(Article quoted on CNN Go Jan 7

Tuesday, December 08, 2009

The flamingos are here!

- By Deepa Krishnan

My uncle, A. Krishnan, sent in these photos from his visit to the Sewri mudflats last week. Our pink visitors are here again!

Flamingos are very interesting birds. You know they're not born pink, right? Baby flamingos are a whitish-grey. They turn pink over time because of algae in the food they eat. So this kiddo on the right has some years to go (and lots of eating to do!) before he looks as pretty as that other guy on the left.

They have a funny way of feeding - they eat by holding their bills upside down in the water. See that deep curve on the bill? There's a specially adapted tongue inside the bill that filters tiny food items. In lesser flamingoes, the bill pumps water 20 times a second, while the tongue filters away like crazy!! They need about 60 grams of food a day, so no wonder they feed all the time.

Just in case you were wondering, the flamingo tongue tucked away inside that bill is large, fleshy and has little bristly projections. Yeew? The early Romans thought it quite a delicacy, anyway, and pickled flamingo tongue was on the menu at their parties! I kid you not.

Here are some more birds that have not yet turned fully pink. You can really see the curve of the bill beautifully in this photo. Babies are born without the curved bill, by the way. Strange huh? It takes some weeks for the bills to start curving. Until then, parents feed the chick. Both dad and mom produce a sort of "milk" - well, let's call it milk, even though it is red in colour. Babies store the pigment in their liver, which then gets deposited in their adult feathers as they grow.
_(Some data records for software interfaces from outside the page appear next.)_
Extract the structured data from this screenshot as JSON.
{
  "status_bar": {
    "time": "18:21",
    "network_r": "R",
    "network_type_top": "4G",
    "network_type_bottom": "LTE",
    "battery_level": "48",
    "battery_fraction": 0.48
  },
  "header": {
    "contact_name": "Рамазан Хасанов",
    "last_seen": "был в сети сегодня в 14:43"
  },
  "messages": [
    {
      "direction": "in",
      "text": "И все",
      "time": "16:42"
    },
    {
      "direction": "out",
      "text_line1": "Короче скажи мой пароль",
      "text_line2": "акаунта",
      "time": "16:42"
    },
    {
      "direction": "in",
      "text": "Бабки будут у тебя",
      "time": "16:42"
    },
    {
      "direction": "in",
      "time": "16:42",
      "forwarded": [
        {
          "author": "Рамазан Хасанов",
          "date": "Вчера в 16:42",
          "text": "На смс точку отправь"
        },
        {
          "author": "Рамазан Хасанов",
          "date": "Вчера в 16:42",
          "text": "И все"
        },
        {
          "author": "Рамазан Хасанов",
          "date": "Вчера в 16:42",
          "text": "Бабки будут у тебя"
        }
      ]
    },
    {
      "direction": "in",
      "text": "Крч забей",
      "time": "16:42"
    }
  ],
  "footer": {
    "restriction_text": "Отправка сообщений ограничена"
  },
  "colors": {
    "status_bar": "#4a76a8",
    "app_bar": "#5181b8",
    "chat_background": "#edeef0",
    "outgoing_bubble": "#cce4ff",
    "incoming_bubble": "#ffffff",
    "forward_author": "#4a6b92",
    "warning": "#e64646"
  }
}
You know another interesting thing about flamingo babies? They grow up in creches. Flamingos lay a single egg, on mounds of mud. When the eggs hatch, the chicks join a creche, a sort of group child-care facility which is marshalled by some adults. The adults lead them on foot to fresh water sources, because the chicks can't fly. Mom and Dad come to the creche, find their kid, and do the milk feeding thing. Hah! If only we had that sort of child-care to help Mumbai's stressed out working parents!

Here's a longer range view. These are mature adults, since they're all pink. Flamingos live for 40-50 years, did you know? I found that very surprising, because I always thought birds were short-lived. Goes to show how much I *really* know about birds!

Here's a still longer range photo. Look at the number of birds in the distance! How pretty they must look when they're flying!

There are lots of flamingos at Sewri right now, but there are also many waders and kites and other interesting birds. The best time to see birds is between high tide and low tide, so look up the newspaper and see when the high tide is. If you go 3-4 hours before that, you should have a pretty good shot at spotting them. Or else, you can go just after high tide. If you take the train to Sewri, then the big main road that comes out to the east of the station goes to the Sewri jetty. You can drive there as well, via P D'Mello Road, or the inner docks road. Ashbirder has a pretty good map, if you want one.

So what are you waiting for? Grab a pair of binoculars and head out! It's right in the middle of the city, you don't even have to go outside the urban jungle!!

- Deepa